When checking my router tonight I looked at its security log. I saw thousands of blocked tcp traffic. Why are these considered security events? The log shows many blocked tcp incoming request from many different ips and on different ports. Here is one example below: TCP Blocked Connection On Security Log

Does a log fill up with thousands of blocked tcp events like this through normal internet surfing or is this something to be more concerned about? Or does this just mean the router's firewall is just doing its job and logs every time it receives tcp traffic inbound that I did not initiate?

(As a side note I did find UPnP was on and Wifi Protected Setup was on too by default, so I turned those off)


You don't have to worry about this logs. Anything connected to the internet will receive lots and lots of connection attempts every day, from random scans, bots, and security researchers.

Just configure the router to deny WAN access and you will be protected from the vast majority of the attacks. And your router will generally rotate the logs when they grow past a defined threshold, so its storage will not fill up with logs.

| improve this answer | |

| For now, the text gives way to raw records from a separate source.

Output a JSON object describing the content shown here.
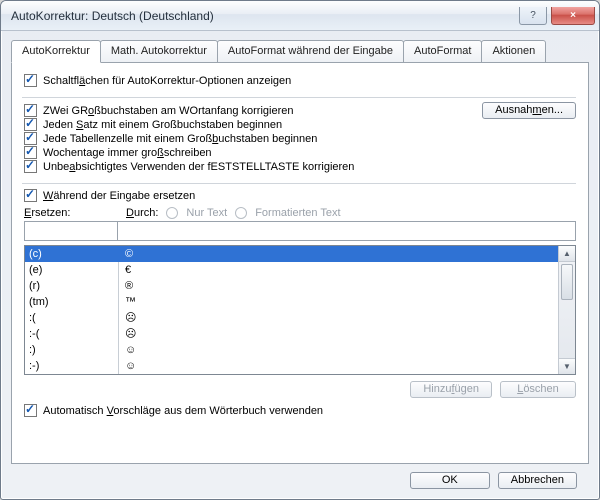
{
  "window": {
    "title": "AutoKorrektur: Deutsch (Deutschland)"
  },
  "winbuttons": {
    "help": "?",
    "close": "×"
  },
  "tabs": [
    {
      "label": "AutoKorrektur",
      "active": true
    },
    {
      "label": "Math. Autokorrektur"
    },
    {
      "label": "AutoFormat während der Eingabe"
    },
    {
      "label": "AutoFormat"
    },
    {
      "label": "Aktionen"
    }
  ],
  "show_buttons": {
    "pre": "Schaltfl",
    "u": "ä",
    "post": "chen für AutoKorrektur-Optionen anzeigen"
  },
  "options": [
    {
      "pre": "ZWei GR",
      "u": "o",
      "post": "ßbuchstaben am WOrtanfang korrigieren"
    },
    {
      "pre": "Jeden ",
      "u": "S",
      "post": "atz mit einem Großbuchstaben beginnen"
    },
    {
      "pre": "Jede Tabellenzelle mit einem Groß",
      "u": "b",
      "post": "uchstaben beginnen"
    },
    {
      "pre": "Wochentage immer gro",
      "u": "ß",
      "post": "schreiben"
    },
    {
      "pre": "Unbe",
      "u": "a",
      "post": "bsichtigtes Verwenden der fESTSTELLTASTE korrigieren"
    }
  ],
  "exceptions": {
    "pre": "Ausnah",
    "u": "m",
    "post": "en..."
  },
  "replace_during": {
    "pre": "",
    "u": "W",
    "post": "ährend der Eingabe ersetzen"
  },
  "replace_label": {
    "pre": "",
    "u": "E",
    "post": "rsetzen:"
  },
  "with_label": {
    "pre": "",
    "u": "D",
    "post": "urch:"
  },
  "radios": {
    "plain": "Nur Text",
    "formatted": "Formatierten Text"
  },
  "list": [
    {
      "a": "(c)",
      "b": "©",
      "selected": true
    },
    {
      "a": "(e)",
      "b": "€"
    },
    {
      "a": "(r)",
      "b": "®"
    },
    {
      "a": "(tm)",
      "b": "™"
    },
    {
      "a": ":(",
      "b": "☹"
    },
    {
      "a": ":-(",
      "b": "☹"
    },
    {
      "a": ":)",
      "b": "☺"
    },
    {
      "a": ":-)",
      "b": "☺"
    }
  ],
  "buttons": {
    "add": {
      "pre": "Hinzu",
      "u": "f",
      "post": "ügen"
    },
    "delete": {
      "pre": "",
      "u": "L",
      "post": "öschen"
    }
  },
  "auto_dict": {
    "pre": "Automatisch ",
    "u": "V",
    "post": "orschläge aus dem Wörterbuch verwenden"
  },
  "footer": {
    "ok": "OK",
    "cancel": "Abbrechen"
  }
}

Looks like you need to reconsider the configuration of the router, policies, rules, logs and so on. If you have many entries of that type on your log it is because of a reason, port scanning, IP rule, or a misconfiguration of the router. On the other hand, you need to consider that on outbound interfaces (interfaces that are plugged to the Internet) are full of bad/anomalous traffic that it would be good idea to pre-filter on your eth0 device.

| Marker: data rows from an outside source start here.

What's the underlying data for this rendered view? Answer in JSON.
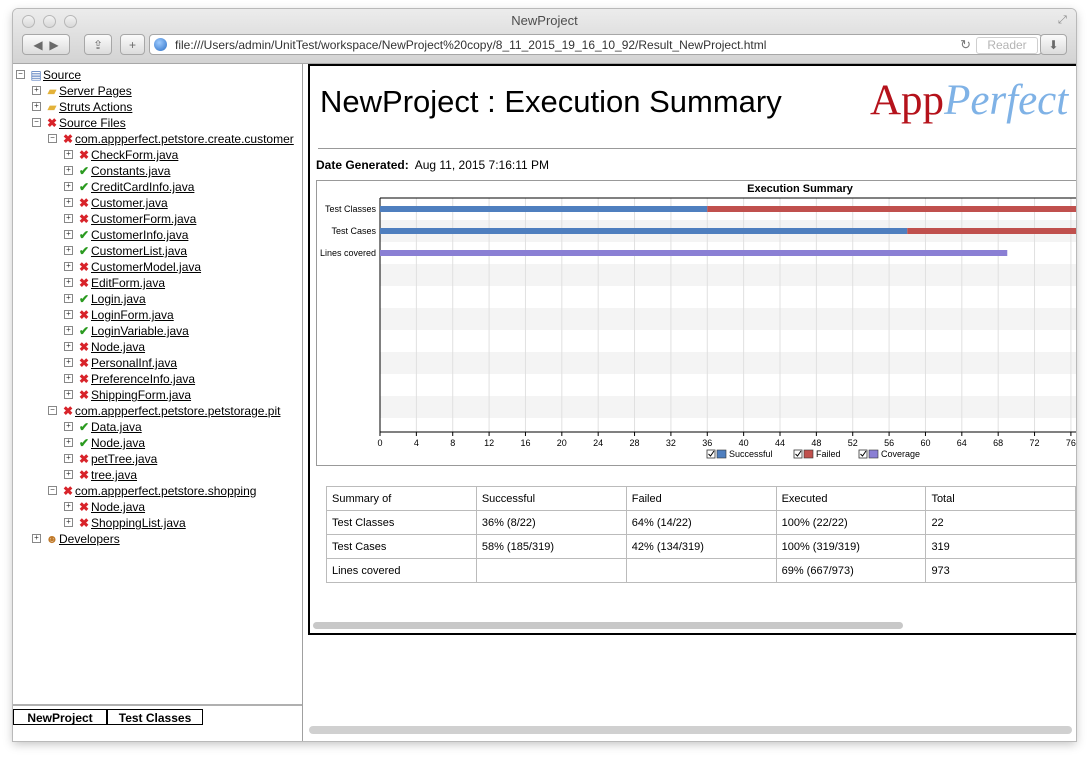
{
  "window": {
    "title": "NewProject",
    "url": "file:///Users/admin/UnitTest/workspace/NewProject%20copy/8_11_2015_19_16_10_92/Result_NewProject.html",
    "reader_label": "Reader"
  },
  "tree": {
    "root": "Source",
    "server_pages": "Server Pages",
    "struts_actions": "Struts Actions",
    "source_files": "Source Files",
    "pkg1": "com.appperfect.petstore.create.customer",
    "pkg1_files": [
      {
        "name": "CheckForm.java",
        "status": "failed"
      },
      {
        "name": "Constants.java",
        "status": "passed"
      },
      {
        "name": "CreditCardInfo.java",
        "status": "passed"
      },
      {
        "name": "Customer.java",
        "status": "failed"
      },
      {
        "name": "CustomerForm.java",
        "status": "failed"
      },
      {
        "name": "CustomerInfo.java",
        "status": "passed"
      },
      {
        "name": "CustomerList.java",
        "status": "passed"
      },
      {
        "name": "CustomerModel.java",
        "status": "failed"
      },
      {
        "name": "EditForm.java",
        "status": "failed"
      },
      {
        "name": "Login.java",
        "status": "passed"
      },
      {
        "name": "LoginForm.java",
        "status": "failed"
      },
      {
        "name": "LoginVariable.java",
        "status": "passed"
      },
      {
        "name": "Node.java",
        "status": "failed"
      },
      {
        "name": "PersonalInf.java",
        "status": "failed"
      },
      {
        "name": "PreferenceInfo.java",
        "status": "failed"
      },
      {
        "name": "ShippingForm.java",
        "status": "failed"
      }
    ],
    "pkg2": "com.appperfect.petstore.petstorage.pit",
    "pkg2_files": [
      {
        "name": "Data.java",
        "status": "passed"
      },
      {
        "name": "Node.java",
        "status": "passed"
      },
      {
        "name": "petTree.java",
        "status": "failed"
      },
      {
        "name": "tree.java",
        "status": "failed"
      }
    ],
    "pkg3": "com.appperfect.petstore.shopping",
    "pkg3_files": [
      {
        "name": "Node.java",
        "status": "failed"
      },
      {
        "name": "ShoppingList.java",
        "status": "failed"
      }
    ],
    "developers": "Developers"
  },
  "bottom_tabs": {
    "tab1": "NewProject",
    "tab2": "Test Classes"
  },
  "report": {
    "title": "NewProject : Execution Summary",
    "logo_app": "App",
    "logo_perfect": "Perfect",
    "date_label": "Date Generated:",
    "date_value": "Aug 11, 2015 7:16:11 PM"
  },
  "chart_data": {
    "type": "bar",
    "orientation": "horizontal",
    "stacked": true,
    "title": "Execution Summary",
    "categories": [
      "Test Classes",
      "Test Cases",
      "Lines covered"
    ],
    "x_ticks": [
      0,
      4,
      8,
      12,
      16,
      20,
      24,
      28,
      32,
      36,
      40,
      44,
      48,
      52,
      56,
      60,
      64,
      68,
      72,
      76
    ],
    "xlim": [
      0,
      77
    ],
    "series": [
      {
        "name": "Successful",
        "color": "#4f7fbf",
        "values": [
          36,
          58,
          0
        ]
      },
      {
        "name": "Failed",
        "color": "#c0504d",
        "values": [
          64,
          42,
          0
        ]
      },
      {
        "name": "Coverage",
        "color": "#8a7fd4",
        "values": [
          0,
          0,
          69
        ]
      }
    ],
    "legend": "bottom",
    "grid": true
  },
  "summary_table": {
    "headers": [
      "Summary of",
      "Successful",
      "Failed",
      "Executed",
      "Total"
    ],
    "rows": [
      [
        "Test Classes",
        "36% (8/22)",
        "64% (14/22)",
        "100% (22/22)",
        "22"
      ],
      [
        "Test Cases",
        "58% (185/319)",
        "42% (134/319)",
        "100% (319/319)",
        "319"
      ],
      [
        "Lines covered",
        "",
        "",
        "69% (667/973)",
        "973"
      ]
    ]
  }
}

| improve this answer | |
  • There is nothing in that log that suggests that there is a misconfiguration of the router. Can you explain what needs to be reconfigured? – schroeder May 26 '19 at 11:15

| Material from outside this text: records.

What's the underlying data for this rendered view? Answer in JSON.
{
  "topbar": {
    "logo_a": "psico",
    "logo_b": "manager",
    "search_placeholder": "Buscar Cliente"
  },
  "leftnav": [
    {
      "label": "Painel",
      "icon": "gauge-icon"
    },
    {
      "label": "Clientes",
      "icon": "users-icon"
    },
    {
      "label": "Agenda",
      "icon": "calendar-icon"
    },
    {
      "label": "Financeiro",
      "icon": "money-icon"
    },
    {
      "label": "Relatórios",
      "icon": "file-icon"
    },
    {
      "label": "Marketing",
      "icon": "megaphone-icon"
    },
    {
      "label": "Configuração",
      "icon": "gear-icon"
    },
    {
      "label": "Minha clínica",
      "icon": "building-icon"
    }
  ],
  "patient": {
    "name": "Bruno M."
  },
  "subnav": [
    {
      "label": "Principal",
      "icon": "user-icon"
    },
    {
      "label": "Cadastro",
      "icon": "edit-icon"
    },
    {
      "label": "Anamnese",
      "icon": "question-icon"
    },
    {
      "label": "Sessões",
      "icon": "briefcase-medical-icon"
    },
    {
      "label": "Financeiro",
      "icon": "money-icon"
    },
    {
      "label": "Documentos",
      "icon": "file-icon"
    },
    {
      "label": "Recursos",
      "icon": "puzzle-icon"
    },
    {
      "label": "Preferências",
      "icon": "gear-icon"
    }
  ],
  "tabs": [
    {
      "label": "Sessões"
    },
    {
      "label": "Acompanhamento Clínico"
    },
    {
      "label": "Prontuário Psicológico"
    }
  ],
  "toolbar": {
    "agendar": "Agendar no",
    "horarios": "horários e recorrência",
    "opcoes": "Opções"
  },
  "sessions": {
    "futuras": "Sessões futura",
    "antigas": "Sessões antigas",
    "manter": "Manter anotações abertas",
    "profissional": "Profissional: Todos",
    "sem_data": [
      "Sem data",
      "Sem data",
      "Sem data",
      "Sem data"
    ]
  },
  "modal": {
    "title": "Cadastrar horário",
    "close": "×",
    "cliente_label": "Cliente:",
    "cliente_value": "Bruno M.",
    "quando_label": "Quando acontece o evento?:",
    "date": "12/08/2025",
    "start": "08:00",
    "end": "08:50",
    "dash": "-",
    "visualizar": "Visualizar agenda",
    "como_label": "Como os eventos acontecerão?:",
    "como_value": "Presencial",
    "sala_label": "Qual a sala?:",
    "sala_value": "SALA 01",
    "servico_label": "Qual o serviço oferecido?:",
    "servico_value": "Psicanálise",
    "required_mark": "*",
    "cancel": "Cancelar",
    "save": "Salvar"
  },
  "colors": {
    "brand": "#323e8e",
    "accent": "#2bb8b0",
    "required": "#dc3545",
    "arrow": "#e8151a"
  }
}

SPT (source port) is 443, probably the rest of yours are too, as are the ones in my log, which looks very similar to yours. This is HTTPS. Much of this is likely web crawler traffic and nothing to worry about in general.

| improve this answer | |
  • As a source port, it's not going to be crawlers. port 443 is the port that HTTPS is served on. In this example, something would have to be served by the router at port 50175. This log looks like an HTTPS reply. – schroeder May 26 '19 at 11:19

Your Answer

By clicking “Post Your Answer”, you agree to our terms of service, privacy policy and cookie policy

Not the answer you're looking for? Browse other questions tagged or ask your own question.